** Opening Dataset entries block **

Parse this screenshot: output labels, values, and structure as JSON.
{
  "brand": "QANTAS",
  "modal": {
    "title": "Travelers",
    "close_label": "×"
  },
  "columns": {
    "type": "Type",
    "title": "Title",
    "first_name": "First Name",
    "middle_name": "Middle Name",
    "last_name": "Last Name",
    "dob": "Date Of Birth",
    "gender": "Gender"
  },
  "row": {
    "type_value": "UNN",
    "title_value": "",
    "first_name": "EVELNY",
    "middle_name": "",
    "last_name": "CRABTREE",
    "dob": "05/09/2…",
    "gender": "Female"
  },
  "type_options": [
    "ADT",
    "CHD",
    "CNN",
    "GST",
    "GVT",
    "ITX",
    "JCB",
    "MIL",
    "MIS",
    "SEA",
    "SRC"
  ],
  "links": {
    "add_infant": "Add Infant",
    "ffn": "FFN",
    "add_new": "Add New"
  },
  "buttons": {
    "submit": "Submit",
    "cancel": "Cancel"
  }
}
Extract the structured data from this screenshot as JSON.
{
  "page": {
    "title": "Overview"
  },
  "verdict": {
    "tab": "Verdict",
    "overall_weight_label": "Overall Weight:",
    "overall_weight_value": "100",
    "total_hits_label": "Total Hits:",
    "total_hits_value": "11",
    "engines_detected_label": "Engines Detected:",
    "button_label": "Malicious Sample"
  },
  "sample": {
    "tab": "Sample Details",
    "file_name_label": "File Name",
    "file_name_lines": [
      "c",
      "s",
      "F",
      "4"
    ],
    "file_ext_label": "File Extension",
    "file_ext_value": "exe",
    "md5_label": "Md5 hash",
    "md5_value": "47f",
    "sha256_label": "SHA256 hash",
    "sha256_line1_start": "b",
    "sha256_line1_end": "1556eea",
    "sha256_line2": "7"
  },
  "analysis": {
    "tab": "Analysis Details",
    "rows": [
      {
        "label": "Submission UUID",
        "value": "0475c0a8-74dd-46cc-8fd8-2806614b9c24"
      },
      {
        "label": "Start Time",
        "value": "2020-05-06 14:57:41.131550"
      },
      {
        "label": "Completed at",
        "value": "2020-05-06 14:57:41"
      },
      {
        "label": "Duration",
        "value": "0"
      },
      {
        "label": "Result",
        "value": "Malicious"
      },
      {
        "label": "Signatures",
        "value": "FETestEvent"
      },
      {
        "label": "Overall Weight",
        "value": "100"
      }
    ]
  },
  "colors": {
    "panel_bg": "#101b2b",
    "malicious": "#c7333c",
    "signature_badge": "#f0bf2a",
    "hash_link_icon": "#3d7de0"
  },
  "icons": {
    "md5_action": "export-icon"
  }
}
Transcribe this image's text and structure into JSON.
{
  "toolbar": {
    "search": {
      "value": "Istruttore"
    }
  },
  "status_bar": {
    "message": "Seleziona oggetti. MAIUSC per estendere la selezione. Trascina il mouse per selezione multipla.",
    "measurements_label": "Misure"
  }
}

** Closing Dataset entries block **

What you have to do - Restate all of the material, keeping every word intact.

Answer space -
Parse this screenshot: output labels, values, and structure as JSON.
{
  "brand": "QANTAS",
  "modal": {
    "title": "Travelers",
    "close_label": "×"
  },
  "columns": {
    "type": "Type",
    "title": "Title",
    "first_name": "First Name",
    "middle_name": "Middle Name",
    "last_name": "Last Name",
    "dob": "Date Of Birth",
    "gender": "Gender"
  },
  "row": {
    "type_value": "UNN",
    "title_value": "",
    "first_name": "EVELNY",
    "middle_name": "",
    "last_name": "CRABTREE",
    "dob": "05/09/2…",
    "gender": "Female"
  },
  "type_options": [
    "ADT",
    "CHD",
    "CNN",
    "GST",
    "GVT",
    "ITX",
    "JCB",
    "MIL",
    "MIS",
    "SEA",
    "SRC"
  ],
  "links": {
    "add_infant": "Add Infant",
    "ffn": "FFN",
    "add_new": "Add New"
  },
  "buttons": {
    "submit": "Submit",
    "cancel": "Cancel"
  }
}
Extract the structured data from this screenshot as JSON.
{
  "page": {
    "title": "Overview"
  },
  "verdict": {
    "tab": "Verdict",
    "overall_weight_label": "Overall Weight:",
    "overall_weight_value": "100",
    "total_hits_label": "Total Hits:",
    "total_hits_value": "11",
    "engines_detected_label": "Engines Detected:",
    "button_label": "Malicious Sample"
  },
  "sample": {
    "tab": "Sample Details",
    "file_name_label": "File Name",
    "file_name_lines": [
      "c",
      "s",
      "F",
      "4"
    ],
    "file_ext_label": "File Extension",
    "file_ext_value": "exe",
    "md5_label": "Md5 hash",
    "md5_value": "47f",
    "sha256_label": "SHA256 hash",
    "sha256_line1_start": "b",
    "sha256_line1_end": "1556eea",
    "sha256_line2": "7"
  },
  "analysis": {
    "tab": "Analysis Details",
    "rows": [
      {
        "label": "Submission UUID",
        "value": "0475c0a8-74dd-46cc-8fd8-2806614b9c24"
      },
      {
        "label": "Start Time",
        "value": "2020-05-06 14:57:41.131550"
      },
      {
        "label": "Completed at",
        "value": "2020-05-06 14:57:41"
      },
      {
        "label": "Duration",
        "value": "0"
      },
      {
        "label": "Result",
        "value": "Malicious"
      },
      {
        "label": "Signatures",
        "value": "FETestEvent"
      },
      {
        "label": "Overall Weight",
        "value": "100"
      }
    ]
  },
  "colors": {
    "panel_bg": "#101b2b",
    "malicious": "#c7333c",
    "signature_badge": "#f0bf2a",
    "hash_link_icon": "#3d7de0"
  },
  "icons": {
    "md5_action": "export-icon"
  }
}
Transcribe this image's text and structure into JSON.
{
  "toolbar": {
    "search": {
      "value": "Istruttore"
    }
  },
  "status_bar": {
    "message": "Seleziona oggetti. MAIUSC per estendere la selezione. Trascina il mouse per selezione multipla.",
    "measurements_label": "Misure"
  }
}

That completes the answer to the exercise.